Your goal: Which lines of the material hold the word "Assignment"? Copy each one.

Exercise data:
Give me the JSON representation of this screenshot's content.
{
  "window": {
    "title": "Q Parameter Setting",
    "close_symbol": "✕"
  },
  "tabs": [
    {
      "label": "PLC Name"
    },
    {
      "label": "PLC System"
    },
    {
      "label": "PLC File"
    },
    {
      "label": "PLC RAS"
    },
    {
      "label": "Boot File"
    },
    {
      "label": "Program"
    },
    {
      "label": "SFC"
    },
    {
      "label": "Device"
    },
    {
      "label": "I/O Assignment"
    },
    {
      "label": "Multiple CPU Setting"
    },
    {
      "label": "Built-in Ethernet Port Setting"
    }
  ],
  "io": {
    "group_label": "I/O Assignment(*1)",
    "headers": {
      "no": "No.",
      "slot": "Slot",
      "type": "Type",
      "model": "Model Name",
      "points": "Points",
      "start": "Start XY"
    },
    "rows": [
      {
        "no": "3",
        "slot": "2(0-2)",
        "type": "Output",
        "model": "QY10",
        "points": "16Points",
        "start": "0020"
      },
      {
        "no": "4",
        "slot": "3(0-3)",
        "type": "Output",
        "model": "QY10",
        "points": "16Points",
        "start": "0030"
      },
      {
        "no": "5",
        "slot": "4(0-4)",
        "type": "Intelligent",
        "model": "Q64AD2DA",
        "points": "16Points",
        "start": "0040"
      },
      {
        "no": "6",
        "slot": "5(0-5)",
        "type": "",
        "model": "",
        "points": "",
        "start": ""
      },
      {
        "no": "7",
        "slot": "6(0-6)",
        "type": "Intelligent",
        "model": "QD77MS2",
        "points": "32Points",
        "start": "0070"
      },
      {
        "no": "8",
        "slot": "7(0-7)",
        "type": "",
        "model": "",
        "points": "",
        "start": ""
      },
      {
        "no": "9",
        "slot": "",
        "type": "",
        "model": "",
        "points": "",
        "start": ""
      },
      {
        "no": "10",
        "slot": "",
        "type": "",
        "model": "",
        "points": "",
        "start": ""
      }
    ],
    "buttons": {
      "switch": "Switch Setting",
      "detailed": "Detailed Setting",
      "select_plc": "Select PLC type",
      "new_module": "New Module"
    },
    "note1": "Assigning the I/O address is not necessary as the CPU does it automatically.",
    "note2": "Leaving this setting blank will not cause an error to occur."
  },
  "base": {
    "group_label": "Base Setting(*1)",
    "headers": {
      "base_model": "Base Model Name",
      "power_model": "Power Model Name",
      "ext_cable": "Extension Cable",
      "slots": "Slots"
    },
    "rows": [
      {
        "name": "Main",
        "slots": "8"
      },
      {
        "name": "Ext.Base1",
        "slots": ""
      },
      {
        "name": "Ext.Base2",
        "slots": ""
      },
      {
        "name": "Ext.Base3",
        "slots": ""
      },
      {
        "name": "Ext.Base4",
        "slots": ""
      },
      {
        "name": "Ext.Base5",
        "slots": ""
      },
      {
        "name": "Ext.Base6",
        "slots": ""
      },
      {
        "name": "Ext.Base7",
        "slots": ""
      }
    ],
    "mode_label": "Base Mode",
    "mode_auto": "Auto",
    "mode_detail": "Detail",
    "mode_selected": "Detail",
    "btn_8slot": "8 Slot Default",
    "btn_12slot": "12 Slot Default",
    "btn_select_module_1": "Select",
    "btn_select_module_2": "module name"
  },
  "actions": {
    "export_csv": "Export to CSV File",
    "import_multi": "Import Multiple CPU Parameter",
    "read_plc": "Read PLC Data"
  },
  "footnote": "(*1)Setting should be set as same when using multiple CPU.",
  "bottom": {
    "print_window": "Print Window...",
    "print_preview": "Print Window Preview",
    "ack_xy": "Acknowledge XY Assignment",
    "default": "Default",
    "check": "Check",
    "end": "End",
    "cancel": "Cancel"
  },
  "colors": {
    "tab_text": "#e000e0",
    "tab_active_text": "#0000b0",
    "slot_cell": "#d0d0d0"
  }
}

Exercise solution:
      "label": "I/O Assignment"
    "group_label": "I/O Assignment(*1)",
    "ack_xy": "Acknowledge XY Assignment",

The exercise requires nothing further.